*Task objective:*
Find how many lines in the listing below include the word "image". Give that number only.

*Material for this task:*
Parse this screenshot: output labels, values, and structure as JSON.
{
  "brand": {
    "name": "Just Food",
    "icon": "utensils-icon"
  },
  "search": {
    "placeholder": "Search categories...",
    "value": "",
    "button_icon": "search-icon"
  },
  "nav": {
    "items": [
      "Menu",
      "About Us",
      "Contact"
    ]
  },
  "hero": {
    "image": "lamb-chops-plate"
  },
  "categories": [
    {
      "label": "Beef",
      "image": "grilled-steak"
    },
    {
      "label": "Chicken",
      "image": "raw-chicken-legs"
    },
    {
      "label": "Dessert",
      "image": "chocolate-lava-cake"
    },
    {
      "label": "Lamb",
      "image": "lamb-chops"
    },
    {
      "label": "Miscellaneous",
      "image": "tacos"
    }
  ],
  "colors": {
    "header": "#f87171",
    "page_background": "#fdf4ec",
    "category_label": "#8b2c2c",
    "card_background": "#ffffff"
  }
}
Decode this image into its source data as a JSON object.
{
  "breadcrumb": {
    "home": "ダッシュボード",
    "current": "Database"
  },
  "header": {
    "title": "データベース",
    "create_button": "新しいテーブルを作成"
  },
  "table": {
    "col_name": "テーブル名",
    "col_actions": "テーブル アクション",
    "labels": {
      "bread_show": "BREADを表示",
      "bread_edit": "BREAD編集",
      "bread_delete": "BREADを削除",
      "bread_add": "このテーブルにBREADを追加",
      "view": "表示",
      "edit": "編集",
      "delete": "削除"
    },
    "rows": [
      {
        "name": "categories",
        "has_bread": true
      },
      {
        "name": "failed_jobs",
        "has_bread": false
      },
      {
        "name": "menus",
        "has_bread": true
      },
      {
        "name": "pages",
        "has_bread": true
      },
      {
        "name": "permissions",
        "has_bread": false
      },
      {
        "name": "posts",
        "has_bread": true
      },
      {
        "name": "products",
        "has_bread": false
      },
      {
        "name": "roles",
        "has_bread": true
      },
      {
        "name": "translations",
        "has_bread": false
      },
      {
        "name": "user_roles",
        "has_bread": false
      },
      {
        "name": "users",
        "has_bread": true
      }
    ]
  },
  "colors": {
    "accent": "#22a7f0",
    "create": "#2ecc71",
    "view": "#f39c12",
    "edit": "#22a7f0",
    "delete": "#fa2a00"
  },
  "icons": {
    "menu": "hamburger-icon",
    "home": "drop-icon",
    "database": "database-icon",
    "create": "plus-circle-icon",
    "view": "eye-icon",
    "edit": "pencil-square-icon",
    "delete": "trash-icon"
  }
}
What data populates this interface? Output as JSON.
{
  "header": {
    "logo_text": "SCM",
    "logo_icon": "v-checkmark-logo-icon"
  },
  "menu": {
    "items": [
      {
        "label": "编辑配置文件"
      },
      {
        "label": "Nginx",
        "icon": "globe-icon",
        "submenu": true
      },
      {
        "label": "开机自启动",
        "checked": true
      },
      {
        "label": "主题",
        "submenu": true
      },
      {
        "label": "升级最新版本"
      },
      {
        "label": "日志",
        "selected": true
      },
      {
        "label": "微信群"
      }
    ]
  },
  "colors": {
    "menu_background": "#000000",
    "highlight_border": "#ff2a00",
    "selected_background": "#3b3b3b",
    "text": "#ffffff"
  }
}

*Task output:*
7